HOUSTON – A bill seeking to modify the so-called “castle doctrine” in Texas is getting lawmakers riled up ahead of the legislative session that begins next year.
The “castle doctrine” is outlined in the state’s penal code. It gives people the right to use deadly force to protect their “land or tangible, movable property.”
State Rep. Terry Meza, D-Irving, filed House Bill 196 in early November, which would modify part of the code to require a person to be “unable to safely retreat” before they could use deadly force to protect their habitation or property. It would also remove robbery and aggravated robbery as crimes that could be legally stopped with deadly force by property owners.
Some posts circulating on social media have insinuated that Meza’s bill seeks to end the “castle doctrine” because it requires a person to retreat from their property before using deadly force.
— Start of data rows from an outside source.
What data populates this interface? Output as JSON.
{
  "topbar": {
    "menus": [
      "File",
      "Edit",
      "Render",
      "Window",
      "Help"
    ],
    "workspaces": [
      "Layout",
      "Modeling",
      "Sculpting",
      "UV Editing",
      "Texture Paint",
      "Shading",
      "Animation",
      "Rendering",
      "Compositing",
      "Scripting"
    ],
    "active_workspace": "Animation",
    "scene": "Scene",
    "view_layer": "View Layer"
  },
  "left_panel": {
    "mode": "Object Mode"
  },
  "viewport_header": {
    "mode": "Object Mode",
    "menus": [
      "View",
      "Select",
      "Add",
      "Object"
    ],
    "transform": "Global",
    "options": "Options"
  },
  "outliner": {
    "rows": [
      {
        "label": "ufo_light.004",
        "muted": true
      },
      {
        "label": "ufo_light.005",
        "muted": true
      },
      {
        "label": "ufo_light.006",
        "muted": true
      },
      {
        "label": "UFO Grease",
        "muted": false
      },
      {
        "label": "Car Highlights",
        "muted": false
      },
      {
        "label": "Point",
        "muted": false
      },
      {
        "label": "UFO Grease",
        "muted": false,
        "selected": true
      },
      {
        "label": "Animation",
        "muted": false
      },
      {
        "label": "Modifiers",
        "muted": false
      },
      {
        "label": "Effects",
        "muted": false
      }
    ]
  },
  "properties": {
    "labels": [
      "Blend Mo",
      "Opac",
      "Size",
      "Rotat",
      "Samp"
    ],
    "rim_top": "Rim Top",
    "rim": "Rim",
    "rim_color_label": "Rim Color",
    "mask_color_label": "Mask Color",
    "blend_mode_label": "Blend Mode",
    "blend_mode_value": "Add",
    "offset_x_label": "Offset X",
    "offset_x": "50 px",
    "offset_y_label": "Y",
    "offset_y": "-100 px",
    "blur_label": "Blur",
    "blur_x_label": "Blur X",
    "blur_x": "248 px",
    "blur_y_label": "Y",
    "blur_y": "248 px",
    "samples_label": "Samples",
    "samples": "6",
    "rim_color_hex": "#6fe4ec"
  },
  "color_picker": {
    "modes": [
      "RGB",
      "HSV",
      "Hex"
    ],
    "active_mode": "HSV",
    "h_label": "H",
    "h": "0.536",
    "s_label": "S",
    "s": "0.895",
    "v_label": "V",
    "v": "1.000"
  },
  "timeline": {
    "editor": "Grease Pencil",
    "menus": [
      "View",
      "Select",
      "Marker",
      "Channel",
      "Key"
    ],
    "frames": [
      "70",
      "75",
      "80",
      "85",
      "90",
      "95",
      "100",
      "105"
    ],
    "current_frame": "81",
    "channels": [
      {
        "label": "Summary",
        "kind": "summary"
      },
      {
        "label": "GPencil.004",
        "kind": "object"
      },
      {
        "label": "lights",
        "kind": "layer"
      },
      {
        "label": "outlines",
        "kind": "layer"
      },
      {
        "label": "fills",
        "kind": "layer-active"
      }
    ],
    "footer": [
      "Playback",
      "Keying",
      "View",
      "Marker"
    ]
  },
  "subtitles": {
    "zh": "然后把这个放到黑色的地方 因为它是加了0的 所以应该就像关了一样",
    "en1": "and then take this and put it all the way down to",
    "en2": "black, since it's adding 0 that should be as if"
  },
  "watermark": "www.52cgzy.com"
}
Vince Leibowitz, spokesman for Meza, told the Associated Press that the bill deals only with situations outside the home, leaving intact Texas law relating to situations inside someone’s own “habitation,” defined in the state penal code as “a structure or vehicle that is adapted for the overnight accommodation of persons.”
Meza took to Twitter last month to say that her bill and position have been “misrepresented.”
“It does not repeal the Castle Doctrine, and it does not restrict homeowners from using firearms in self-defense as applicable to current Texas stand your ground laws,” Meza wrote in a Nov. 19 tweet. “What my bill would do if passed, would require a homeowner to exhaust the potential of safely retreating into their habitation before using deadly force in defense of themselves or their property.”
My bill HB 196 and my position on the Texas Castle Doctrine has been misrepresented in the news as of late.— Terry Meza (@TerryforTexas) November 19, 2020
It does not repeal the Castle Doctrine, and it does not restrict homeowners from using firearms in self-defense as applicable to current Texas stand your ground laws. 1/3 pic.twitter.com/CfDFJZedY0
Meza said that her bill is necessary because current law “emboldens people to take justice into their own hands.”
“I don’t believe that stealing someone’s lawn ornament should be an offense punishable by death,” Meza wrote in the tweet.
Texas Gov. Greg Abbott replied to Meza’s tweet Wednesday, saying there will be no reduction to the state’s “castle doctrine.”
“We won’t force Texas homeowners to retreat,” Abbott wrote in the tweet. “Especially with the crazy ‘defund police’ ideas, homeowners need to protect themselves now more than ever.”
Let me be clear.— Greg Abbott (@GregAbbott_TX) December 9, 2020
The Castle Doctrine will not be reduced.
We won’t force Texas homeowners to retreat.
Especially with the crazy “defund police” ideas, homeowners need to protect themselves now more than ever.
We will protect 2nd Amendment rights. https://t.co/DgtxWE6y0S
The Texas Legislature, which convenes every two years, begins a new session Jan. 12.